◆ RECORDS SHOWN
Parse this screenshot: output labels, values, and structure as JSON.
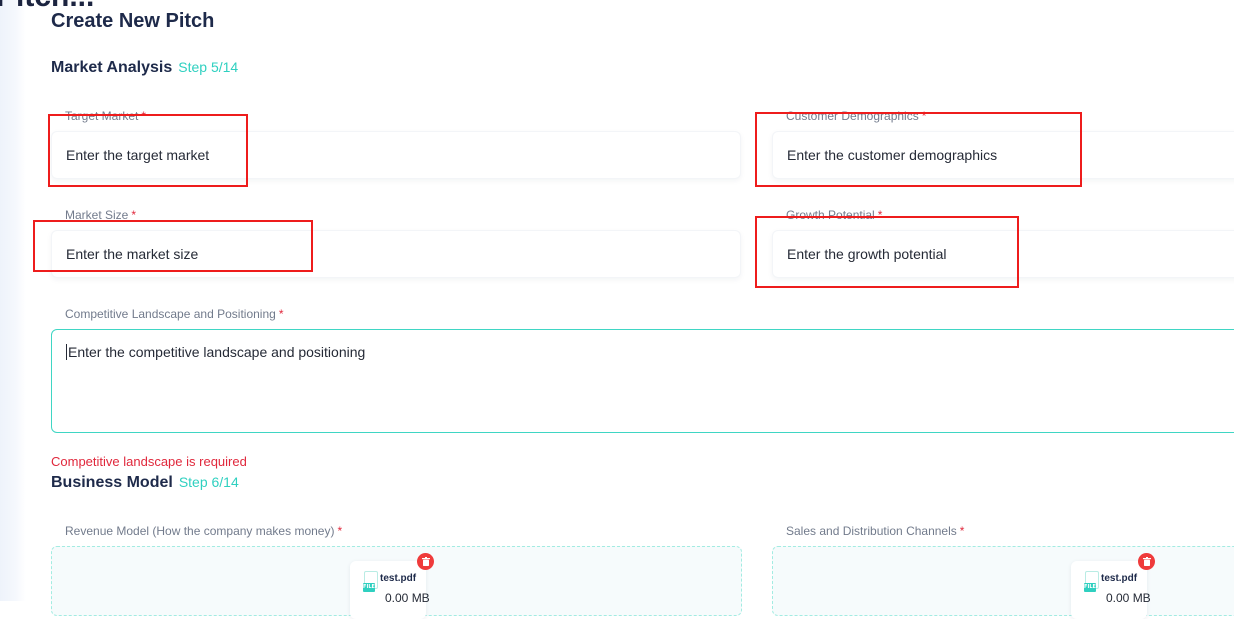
{
  "page": {
    "app_title_cutoff": "Pitch...",
    "title": "Create New Pitch"
  },
  "colors": {
    "accent": "#2fd0c0",
    "error": "#e0283c",
    "annotation_box": "#ee1c1c",
    "heading": "#1e2a4a"
  },
  "market_analysis": {
    "title": "Market Analysis",
    "step": "Step 5/14",
    "required_marker": "*",
    "target_market": {
      "label": "Target Market",
      "placeholder": "Enter the target market"
    },
    "customer_demographics": {
      "label": "Customer Demographics",
      "placeholder": "Enter the customer demographics"
    },
    "market_size": {
      "label": "Market Size",
      "placeholder": "Enter the market size"
    },
    "growth_potential": {
      "label": "Growth Potential",
      "placeholder": "Enter the growth potential"
    },
    "competitive_landscape": {
      "label": "Competitive Landscape and Positioning",
      "placeholder": "Enter the competitive landscape and positioning",
      "error": "Competitive landscape is required"
    }
  },
  "business_model": {
    "title": "Business Model",
    "step": "Step 6/14",
    "required_marker": "*",
    "revenue_model": {
      "label": "Revenue Model (How the company makes money)",
      "file": {
        "name": "test.pdf",
        "size": "0.00 MB",
        "badge": "FILE",
        "icon": "pdf-file-icon",
        "delete_icon": "trash-icon"
      }
    },
    "sales_channels": {
      "label": "Sales and Distribution Channels",
      "file": {
        "name": "test.pdf",
        "size": "0.00 MB",
        "badge": "FILE",
        "icon": "pdf-file-icon",
        "delete_icon": "trash-icon"
      }
    }
  }
}
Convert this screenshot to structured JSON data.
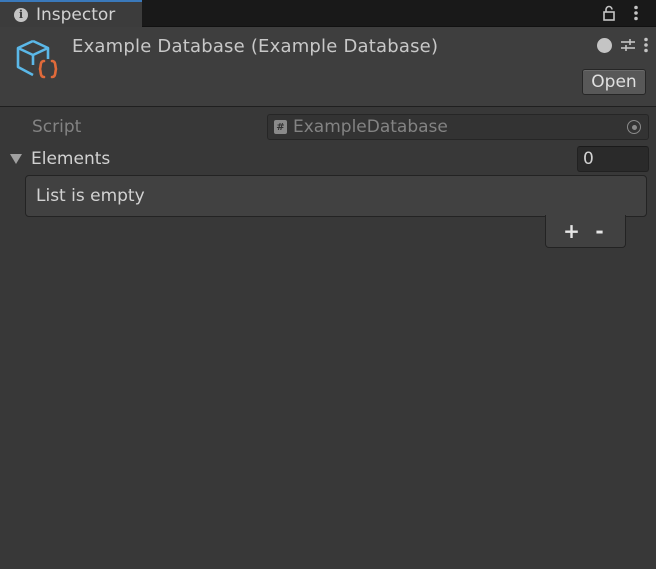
{
  "tab": {
    "title": "Inspector",
    "icon": "info-icon"
  },
  "header": {
    "title": "Example Database (Example Database)",
    "open_label": "Open",
    "help_glyph": "?"
  },
  "properties": {
    "script": {
      "label": "Script",
      "value": "ExampleDatabase",
      "icon_glyph": "#"
    },
    "elements": {
      "label": "Elements",
      "size": "0",
      "empty_text": "List is empty",
      "add_label": "+",
      "remove_label": "-"
    }
  },
  "colors": {
    "accent": "#3a79bb",
    "icon_blue": "#5bb8e8",
    "icon_orange": "#e06a3a"
  }
}
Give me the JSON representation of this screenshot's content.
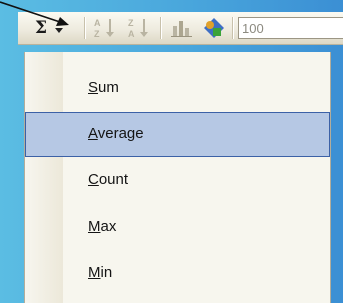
{
  "toolbar": {
    "sum_button": {
      "glyph": "Σ",
      "icon": "autosum-icon"
    },
    "dropdown_icon": "chevron-down-icon",
    "buttons": [
      {
        "icon": "sort-ascending-icon"
      },
      {
        "icon": "sort-descending-icon"
      },
      {
        "icon": "chart-wizard-icon"
      },
      {
        "icon": "drawing-icon"
      }
    ],
    "zoom_text": "100"
  },
  "menu": {
    "items": [
      {
        "access_key": "S",
        "rest": "um",
        "selected": false
      },
      {
        "access_key": "A",
        "rest": "verage",
        "selected": true
      },
      {
        "access_key": "C",
        "rest": "ount",
        "selected": false
      },
      {
        "access_key": "M",
        "rest": "ax",
        "selected": false
      },
      {
        "access_key": "M",
        "rest": "in",
        "selected": false
      }
    ]
  },
  "colors": {
    "background": "#49a6dc",
    "menu_background": "#f7f6ee",
    "highlight_fill": "#b6c8e4",
    "highlight_border": "#3c61a6"
  }
}
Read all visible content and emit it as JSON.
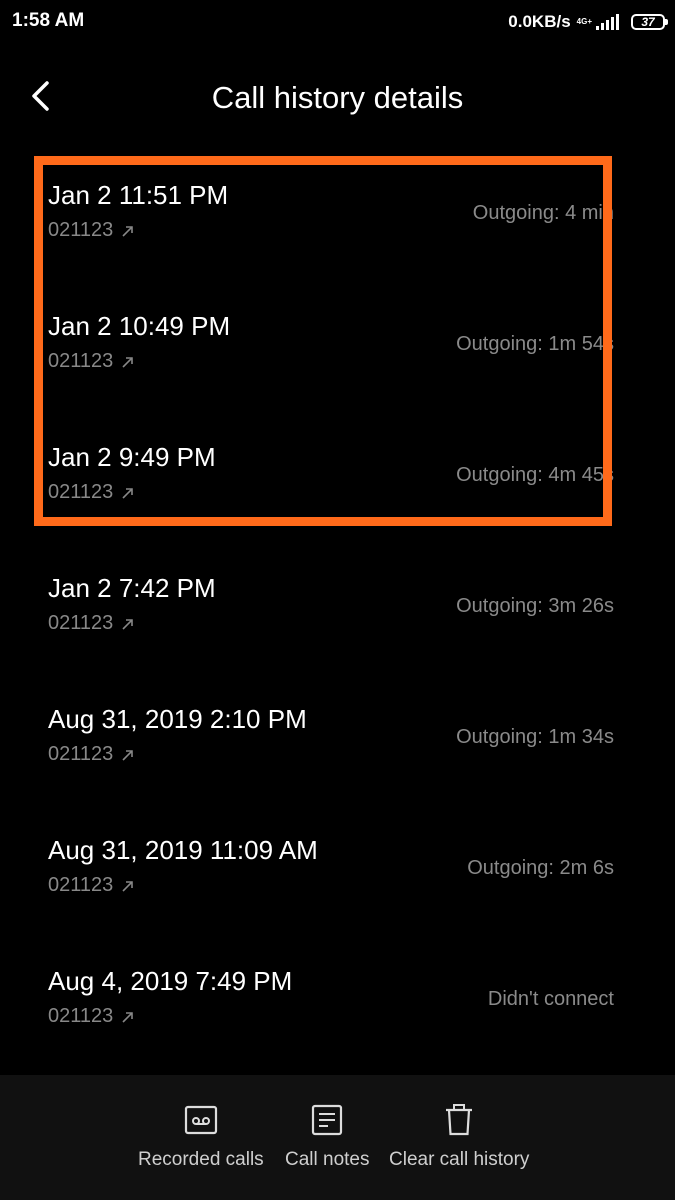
{
  "status_bar": {
    "time": "1:58 AM",
    "net_speed": "0.0KB/s",
    "net_type": "4G+",
    "battery_level": "37"
  },
  "header": {
    "title": "Call history details",
    "back_icon": "chevron-left-icon"
  },
  "calls": [
    {
      "datetime": "Jan 2 11:51 PM",
      "number": "021123",
      "status": "Outgoing: 4 min"
    },
    {
      "datetime": "Jan 2 10:49 PM",
      "number": "021123",
      "status": "Outgoing: 1m 54s"
    },
    {
      "datetime": "Jan 2 9:49 PM",
      "number": "021123",
      "status": "Outgoing: 4m 45s"
    },
    {
      "datetime": "Jan 2 7:42 PM",
      "number": "021123",
      "status": "Outgoing: 3m 26s"
    },
    {
      "datetime": "Aug 31, 2019 2:10 PM",
      "number": "021123",
      "status": "Outgoing: 1m 34s"
    },
    {
      "datetime": "Aug 31, 2019 11:09 AM",
      "number": "021123",
      "status": "Outgoing: 2m 6s"
    },
    {
      "datetime": "Aug 4, 2019 7:49 PM",
      "number": "021123",
      "status": "Didn't connect"
    }
  ],
  "bottom_bar": {
    "recorded_calls": "Recorded calls",
    "call_notes": "Call notes",
    "clear_call_history": "Clear call history"
  },
  "colors": {
    "background": "#000000",
    "highlight": "#ff6a1a",
    "secondary_text": "#888888",
    "bottom_bar": "#111111"
  }
}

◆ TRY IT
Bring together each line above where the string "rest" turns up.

◆ TASK OUTPUT
        "rest": "um",
        "rest": "verage",
        "rest": "ount",
        "rest": "ax",
        "rest": "in",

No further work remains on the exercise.